I noticed that some of these footers came with a nut and bolt, and others didn’t. Of course, I didn’t realize this until we got home, but luckily we had some hardware that worked for the other three, so it saved us another trip to the hardware store.
Case in point – look for ones that include the hardware, if possible.
To tighten them up, grab a wrench, and a cordless drill.
Once the vertical 4x4s are installed and secured, next is to install the horizontal beams. Depending on your plans, you might have to cut these to size.
To secure the top beam (which is another 4×4), we chose two galvanized post caps, which we secured with multiple screws. P.S… Make sure to use screws that are suitable for exterior use!
The bottom beam is a 2x4x8, and we secured it to the two vertical beams with two L brackets and more outdoor rated screws.
In hindsight, I think I would have popped on some more beautiful hardware, but oh well, hopefully it’ll all be covered in some beautiful vines soon enough!
Before I just dove right in and started installing the eyelets, I just wanted to do a dry run and mock it up with some tape just for good measure. I measured it out, re-measured to double check, and then marked where all the eyelets would go with a pencil.
Installing the eyelets is pretty straightforward, but here’s a hot tip! Once you have the eyelet started, grab a screwdriver, put it through the eyelet, and use it as leverage to tighten it up! You can also pre-drill the holes to make it easier, but I also found that once you had the eyelet started, it was pretty easy.
You might not think to do this, but holy moly….it’s a lifesaver! The wire I bought was on a tight spool, so when I loosened it up, there were obviously some kinks. This is typical with any wire, and it just takes a little elbow grease to straighten it out….and don’t forget a pair of heavy-duty working gloves!
Thread one end of the wire through the ferrule, then through the eyelet, and then into the other side of the ferrule.
Try and tighten as much as possible with your hands, getting the ferrule as close as possible to the eyelet.
Use the pliers to pull it even tighter, and once it’s as close as it can get, crimp the ferrule. I found that the ferrule was easiest to crimp on the edges instead of the center.
…Oh, and another thing —- the crimper is usually on the inside of the wire cutters, but beware because not all wire cutters have it!
Once one side of the wire is secure, repeat on the other side. But this time, you gotta pull it as tight as possible! Like, yank on it… hard! This also helps to straighten it a bit. After both ends of the wire are secure, I tightened the eyelets another time around with a screwdriver, and this helped to tighten the wire even more.
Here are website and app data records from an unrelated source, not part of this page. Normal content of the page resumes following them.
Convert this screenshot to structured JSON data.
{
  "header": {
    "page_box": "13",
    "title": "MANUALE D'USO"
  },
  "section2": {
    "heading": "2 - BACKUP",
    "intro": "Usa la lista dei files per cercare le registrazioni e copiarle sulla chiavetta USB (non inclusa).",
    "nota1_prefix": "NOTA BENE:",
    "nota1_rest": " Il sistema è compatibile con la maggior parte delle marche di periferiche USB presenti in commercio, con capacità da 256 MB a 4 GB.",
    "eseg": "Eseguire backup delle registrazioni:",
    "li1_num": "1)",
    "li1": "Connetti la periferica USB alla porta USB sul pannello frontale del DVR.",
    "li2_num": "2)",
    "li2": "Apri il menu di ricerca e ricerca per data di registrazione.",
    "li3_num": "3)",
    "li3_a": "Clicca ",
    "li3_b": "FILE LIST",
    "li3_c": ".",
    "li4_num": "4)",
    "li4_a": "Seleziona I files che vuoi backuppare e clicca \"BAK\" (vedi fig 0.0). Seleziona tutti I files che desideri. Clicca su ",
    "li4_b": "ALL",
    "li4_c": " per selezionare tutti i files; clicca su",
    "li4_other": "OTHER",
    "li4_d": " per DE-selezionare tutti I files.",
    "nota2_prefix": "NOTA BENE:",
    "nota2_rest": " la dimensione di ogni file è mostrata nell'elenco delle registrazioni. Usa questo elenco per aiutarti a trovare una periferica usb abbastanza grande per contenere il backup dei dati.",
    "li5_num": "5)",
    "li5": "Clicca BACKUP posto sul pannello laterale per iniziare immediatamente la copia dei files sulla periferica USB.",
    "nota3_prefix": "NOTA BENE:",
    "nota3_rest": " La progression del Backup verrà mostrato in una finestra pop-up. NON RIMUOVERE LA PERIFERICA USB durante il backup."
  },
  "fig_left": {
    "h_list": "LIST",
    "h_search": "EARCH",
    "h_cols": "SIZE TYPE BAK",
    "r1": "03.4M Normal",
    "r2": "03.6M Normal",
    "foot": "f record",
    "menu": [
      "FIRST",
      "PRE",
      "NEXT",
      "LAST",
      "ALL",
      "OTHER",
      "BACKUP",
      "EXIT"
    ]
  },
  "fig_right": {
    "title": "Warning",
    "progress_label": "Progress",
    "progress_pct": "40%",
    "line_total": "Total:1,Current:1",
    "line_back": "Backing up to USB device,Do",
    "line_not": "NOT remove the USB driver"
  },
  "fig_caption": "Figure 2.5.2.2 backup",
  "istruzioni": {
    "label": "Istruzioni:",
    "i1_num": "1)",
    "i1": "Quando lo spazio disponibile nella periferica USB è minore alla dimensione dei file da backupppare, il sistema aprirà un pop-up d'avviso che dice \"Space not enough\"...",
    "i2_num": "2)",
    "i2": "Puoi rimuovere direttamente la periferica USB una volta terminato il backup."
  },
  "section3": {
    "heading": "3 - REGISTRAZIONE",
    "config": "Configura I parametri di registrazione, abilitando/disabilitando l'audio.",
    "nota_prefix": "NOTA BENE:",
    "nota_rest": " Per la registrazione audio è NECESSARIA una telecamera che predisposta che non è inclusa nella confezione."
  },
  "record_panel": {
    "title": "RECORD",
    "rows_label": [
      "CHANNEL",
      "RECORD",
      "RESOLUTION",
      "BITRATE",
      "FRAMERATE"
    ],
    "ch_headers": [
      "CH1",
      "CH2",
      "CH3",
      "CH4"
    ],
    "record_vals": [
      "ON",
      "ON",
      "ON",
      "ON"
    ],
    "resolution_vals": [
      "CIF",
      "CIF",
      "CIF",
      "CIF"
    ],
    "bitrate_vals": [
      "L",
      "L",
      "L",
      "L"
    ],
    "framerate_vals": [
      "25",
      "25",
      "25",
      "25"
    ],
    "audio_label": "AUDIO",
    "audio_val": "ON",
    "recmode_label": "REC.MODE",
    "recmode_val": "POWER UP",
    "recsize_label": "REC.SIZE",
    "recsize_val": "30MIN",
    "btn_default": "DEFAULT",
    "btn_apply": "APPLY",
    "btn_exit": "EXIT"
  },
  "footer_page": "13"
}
Installing the wire is pretty straightforward when you’re following the plans, just make sure you don’t mess one up!
I got one wire so perfectly tight and then realized it wasn’t connected in the right place. Arghh! But all in all, it actually went really quick. It took me about an hour to install all the wires by myself.
For the plants, I ended up choosing Clematis Henryi, which is supposed to produce big white flowers. Like 5” wide flowers! This is partly why I made the diamonds so large.
But, as I’m writing this, I gotta tell you something…. the bunnies ate all of them! My trellis is as bare as when I started! Sooooo sad, right?!
So I’m going to have to go out and find another climbing plant that isn’t so tempting and give you another update!
Well, there you have it- all the steps it takes to make a freestanding diamond-shaped trellis.
I hope this post inspired you to make a trellis of your own or at least try something you’ve never done before!
What do you think about how it turned out?
I’ll have to give you another update once I get some new climbing plants, and show you as it starts to grow in. That’s the fun part, right?!
Until next time,
savvy room planner
This printable space planning kit allows you to easily make a floor plan of your space and test hundreds of furniture arrangements.